___ Record extracts
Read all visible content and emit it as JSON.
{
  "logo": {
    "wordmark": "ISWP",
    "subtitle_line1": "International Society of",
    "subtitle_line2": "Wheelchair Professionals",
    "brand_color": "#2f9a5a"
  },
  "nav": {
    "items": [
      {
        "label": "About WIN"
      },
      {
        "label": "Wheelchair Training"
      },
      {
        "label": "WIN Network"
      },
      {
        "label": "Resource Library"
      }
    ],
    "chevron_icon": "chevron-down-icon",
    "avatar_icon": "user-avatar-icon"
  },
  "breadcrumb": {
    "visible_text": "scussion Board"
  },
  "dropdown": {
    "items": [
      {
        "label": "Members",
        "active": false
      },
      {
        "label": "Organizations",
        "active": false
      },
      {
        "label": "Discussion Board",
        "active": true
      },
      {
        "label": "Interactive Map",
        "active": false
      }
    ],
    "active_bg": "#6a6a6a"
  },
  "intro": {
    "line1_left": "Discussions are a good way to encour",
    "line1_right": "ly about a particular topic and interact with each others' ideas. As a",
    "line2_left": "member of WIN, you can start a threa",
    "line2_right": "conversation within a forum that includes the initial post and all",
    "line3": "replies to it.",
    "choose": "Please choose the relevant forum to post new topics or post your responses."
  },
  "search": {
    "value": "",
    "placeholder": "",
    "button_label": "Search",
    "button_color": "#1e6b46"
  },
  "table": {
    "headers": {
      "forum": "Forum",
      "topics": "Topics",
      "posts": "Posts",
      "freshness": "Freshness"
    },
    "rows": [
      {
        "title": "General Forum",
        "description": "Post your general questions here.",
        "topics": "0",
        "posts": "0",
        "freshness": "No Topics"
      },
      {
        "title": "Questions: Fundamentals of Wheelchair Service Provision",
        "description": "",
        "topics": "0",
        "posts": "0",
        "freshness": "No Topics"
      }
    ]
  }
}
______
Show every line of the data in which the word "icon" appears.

    "chevron_icon": "chevron-down-icon",
    "avatar_icon": "user-avatar-icon"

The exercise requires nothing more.